What you have to do —
Within the listing below, show every line that contains the word "version".

===== Supplied material

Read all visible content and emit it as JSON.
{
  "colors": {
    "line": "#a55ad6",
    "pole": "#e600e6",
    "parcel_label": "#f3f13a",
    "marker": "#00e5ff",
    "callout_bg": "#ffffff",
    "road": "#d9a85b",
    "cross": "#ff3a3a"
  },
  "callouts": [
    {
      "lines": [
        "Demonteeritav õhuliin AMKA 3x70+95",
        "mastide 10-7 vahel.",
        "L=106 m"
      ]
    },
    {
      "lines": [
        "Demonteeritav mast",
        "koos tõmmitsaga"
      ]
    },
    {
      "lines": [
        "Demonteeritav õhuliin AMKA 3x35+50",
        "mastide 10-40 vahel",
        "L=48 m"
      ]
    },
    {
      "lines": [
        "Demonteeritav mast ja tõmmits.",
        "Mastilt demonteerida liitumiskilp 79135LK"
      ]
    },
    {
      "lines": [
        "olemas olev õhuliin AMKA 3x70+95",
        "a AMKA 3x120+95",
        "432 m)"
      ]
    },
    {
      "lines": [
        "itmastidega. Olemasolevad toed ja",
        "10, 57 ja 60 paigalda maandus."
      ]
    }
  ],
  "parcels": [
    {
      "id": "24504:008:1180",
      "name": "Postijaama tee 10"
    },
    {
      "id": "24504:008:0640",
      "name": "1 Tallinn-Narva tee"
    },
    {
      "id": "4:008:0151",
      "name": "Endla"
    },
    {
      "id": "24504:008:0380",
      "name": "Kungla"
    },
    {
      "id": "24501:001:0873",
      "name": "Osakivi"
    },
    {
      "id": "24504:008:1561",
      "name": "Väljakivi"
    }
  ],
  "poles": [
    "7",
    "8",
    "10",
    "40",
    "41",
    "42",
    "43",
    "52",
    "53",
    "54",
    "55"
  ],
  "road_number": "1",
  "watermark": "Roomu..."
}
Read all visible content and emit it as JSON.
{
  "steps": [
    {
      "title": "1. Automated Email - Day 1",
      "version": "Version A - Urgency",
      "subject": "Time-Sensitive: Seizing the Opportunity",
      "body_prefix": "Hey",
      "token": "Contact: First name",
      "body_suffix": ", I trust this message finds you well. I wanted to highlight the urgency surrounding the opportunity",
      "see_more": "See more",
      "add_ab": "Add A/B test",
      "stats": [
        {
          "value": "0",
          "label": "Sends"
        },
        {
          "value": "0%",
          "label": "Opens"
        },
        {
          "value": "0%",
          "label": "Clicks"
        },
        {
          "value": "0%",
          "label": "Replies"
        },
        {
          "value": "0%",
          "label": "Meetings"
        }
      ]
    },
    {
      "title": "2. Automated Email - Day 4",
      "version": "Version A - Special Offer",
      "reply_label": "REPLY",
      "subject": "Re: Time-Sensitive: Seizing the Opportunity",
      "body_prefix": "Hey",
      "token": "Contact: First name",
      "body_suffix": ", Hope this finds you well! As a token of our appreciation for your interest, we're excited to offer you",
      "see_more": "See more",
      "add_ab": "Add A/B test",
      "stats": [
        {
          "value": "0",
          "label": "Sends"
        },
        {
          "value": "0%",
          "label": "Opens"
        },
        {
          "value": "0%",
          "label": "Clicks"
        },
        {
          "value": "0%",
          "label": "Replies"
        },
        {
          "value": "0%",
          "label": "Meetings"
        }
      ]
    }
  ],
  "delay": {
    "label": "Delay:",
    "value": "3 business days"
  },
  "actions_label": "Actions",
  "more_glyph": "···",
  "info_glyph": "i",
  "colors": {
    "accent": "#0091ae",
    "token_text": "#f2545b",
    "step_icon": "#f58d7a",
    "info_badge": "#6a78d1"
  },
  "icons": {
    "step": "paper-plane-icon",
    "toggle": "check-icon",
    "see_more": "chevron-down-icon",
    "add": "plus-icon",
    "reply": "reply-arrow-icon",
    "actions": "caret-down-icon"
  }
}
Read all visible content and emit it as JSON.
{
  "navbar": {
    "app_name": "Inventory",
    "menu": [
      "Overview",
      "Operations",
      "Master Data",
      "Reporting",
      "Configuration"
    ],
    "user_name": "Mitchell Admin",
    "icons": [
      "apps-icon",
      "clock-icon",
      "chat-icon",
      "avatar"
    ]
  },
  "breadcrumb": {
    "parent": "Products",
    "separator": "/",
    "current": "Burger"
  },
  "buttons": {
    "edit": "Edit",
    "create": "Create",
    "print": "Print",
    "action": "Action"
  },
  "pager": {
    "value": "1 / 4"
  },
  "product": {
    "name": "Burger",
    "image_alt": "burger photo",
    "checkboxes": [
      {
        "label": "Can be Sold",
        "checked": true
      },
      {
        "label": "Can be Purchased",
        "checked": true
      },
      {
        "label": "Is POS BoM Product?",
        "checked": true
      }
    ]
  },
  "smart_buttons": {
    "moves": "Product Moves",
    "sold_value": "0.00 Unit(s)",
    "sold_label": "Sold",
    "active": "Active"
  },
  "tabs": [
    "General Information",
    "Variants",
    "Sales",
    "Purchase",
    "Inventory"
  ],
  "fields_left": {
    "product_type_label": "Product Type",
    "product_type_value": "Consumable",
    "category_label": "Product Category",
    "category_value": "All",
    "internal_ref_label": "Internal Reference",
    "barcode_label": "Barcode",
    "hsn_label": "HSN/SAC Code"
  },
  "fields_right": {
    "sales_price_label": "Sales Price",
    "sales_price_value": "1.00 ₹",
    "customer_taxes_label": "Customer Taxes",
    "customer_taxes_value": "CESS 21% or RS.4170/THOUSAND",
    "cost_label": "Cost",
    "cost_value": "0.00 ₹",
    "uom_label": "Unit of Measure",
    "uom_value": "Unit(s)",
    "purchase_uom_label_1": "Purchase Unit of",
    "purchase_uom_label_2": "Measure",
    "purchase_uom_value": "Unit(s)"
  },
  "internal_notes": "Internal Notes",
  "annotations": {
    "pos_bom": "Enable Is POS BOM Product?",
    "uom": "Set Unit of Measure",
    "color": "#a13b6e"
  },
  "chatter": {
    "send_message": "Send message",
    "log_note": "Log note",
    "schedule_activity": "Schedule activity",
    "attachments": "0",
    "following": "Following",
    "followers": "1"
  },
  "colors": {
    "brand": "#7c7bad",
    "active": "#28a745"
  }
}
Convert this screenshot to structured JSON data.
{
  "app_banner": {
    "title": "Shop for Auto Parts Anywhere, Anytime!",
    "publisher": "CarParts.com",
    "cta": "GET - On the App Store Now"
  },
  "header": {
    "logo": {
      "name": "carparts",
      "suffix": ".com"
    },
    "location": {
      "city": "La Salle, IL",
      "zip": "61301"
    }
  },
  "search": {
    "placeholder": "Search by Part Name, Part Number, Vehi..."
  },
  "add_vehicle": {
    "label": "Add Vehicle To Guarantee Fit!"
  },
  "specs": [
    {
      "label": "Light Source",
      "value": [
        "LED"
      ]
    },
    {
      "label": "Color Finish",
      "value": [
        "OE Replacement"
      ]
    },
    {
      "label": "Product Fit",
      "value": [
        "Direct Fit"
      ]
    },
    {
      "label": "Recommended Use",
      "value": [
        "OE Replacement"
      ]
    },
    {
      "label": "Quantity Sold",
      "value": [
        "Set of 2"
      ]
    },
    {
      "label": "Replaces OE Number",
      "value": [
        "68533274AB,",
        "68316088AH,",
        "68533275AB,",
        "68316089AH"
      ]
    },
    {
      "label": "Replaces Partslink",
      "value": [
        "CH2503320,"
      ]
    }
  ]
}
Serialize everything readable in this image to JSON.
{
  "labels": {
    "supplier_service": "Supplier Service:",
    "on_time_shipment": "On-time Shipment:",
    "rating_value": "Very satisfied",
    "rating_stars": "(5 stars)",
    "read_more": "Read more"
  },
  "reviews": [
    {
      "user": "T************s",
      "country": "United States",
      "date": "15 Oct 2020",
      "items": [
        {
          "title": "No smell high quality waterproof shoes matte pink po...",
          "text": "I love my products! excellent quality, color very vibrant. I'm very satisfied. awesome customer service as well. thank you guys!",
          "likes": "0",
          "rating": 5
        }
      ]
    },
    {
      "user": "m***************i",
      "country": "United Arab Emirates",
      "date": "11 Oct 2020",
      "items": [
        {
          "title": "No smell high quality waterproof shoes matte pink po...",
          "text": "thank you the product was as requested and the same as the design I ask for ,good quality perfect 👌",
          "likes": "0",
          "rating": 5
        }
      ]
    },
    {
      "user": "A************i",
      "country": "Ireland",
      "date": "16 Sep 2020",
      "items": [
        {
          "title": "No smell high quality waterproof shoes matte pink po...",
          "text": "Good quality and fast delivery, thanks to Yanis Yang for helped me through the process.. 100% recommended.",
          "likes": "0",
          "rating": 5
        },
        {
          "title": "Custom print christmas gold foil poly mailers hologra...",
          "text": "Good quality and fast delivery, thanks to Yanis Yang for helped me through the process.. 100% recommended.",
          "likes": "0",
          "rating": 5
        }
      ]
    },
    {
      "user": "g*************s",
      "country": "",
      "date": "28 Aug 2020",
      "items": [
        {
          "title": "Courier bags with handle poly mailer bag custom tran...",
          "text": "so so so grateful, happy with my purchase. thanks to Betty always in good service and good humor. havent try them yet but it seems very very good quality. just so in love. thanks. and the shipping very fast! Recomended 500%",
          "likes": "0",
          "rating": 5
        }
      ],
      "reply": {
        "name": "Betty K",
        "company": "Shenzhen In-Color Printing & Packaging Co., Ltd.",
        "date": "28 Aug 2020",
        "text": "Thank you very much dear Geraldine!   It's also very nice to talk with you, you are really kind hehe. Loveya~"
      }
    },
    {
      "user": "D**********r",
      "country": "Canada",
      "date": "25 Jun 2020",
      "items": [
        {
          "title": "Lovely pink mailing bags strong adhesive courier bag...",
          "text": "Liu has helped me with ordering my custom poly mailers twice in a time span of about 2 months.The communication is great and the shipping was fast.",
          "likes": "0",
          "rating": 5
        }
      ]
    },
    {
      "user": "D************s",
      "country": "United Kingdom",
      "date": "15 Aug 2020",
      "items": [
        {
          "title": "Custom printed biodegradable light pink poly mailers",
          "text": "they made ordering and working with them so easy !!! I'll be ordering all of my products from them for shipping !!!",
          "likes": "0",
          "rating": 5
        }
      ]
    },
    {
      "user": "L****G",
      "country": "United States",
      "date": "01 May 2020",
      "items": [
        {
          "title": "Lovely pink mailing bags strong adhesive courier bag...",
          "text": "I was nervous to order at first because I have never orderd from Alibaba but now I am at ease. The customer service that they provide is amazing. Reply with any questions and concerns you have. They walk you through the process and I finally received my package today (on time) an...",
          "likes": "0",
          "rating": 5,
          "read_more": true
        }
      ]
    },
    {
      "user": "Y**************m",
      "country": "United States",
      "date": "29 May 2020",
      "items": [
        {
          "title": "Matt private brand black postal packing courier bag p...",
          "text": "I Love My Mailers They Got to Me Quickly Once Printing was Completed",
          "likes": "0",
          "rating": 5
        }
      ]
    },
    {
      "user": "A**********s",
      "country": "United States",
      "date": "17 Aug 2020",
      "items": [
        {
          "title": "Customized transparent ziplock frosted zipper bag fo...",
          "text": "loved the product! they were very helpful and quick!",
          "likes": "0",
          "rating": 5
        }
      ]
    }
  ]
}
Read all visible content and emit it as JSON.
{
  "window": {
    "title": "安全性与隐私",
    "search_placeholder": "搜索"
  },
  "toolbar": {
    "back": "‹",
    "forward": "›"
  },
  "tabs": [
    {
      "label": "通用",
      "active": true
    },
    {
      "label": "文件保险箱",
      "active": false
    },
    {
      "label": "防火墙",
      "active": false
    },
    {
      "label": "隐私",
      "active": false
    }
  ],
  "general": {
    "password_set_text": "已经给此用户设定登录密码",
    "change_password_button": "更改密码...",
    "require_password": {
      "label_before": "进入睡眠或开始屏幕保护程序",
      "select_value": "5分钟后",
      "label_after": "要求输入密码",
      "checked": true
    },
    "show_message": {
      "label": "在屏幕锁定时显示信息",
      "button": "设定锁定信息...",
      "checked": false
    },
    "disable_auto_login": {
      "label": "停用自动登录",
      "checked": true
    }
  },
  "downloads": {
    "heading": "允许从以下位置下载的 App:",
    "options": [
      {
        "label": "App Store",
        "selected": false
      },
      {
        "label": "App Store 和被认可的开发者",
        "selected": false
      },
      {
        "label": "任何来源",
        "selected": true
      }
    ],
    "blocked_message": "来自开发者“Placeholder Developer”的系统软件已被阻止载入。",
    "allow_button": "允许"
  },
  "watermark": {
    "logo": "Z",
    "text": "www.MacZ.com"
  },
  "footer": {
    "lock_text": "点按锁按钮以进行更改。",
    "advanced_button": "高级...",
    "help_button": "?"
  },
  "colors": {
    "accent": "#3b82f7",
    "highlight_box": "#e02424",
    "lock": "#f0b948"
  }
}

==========

Exercise solution —
      "version": "Version A - Urgency",
      "version": "Version A - Special Offer",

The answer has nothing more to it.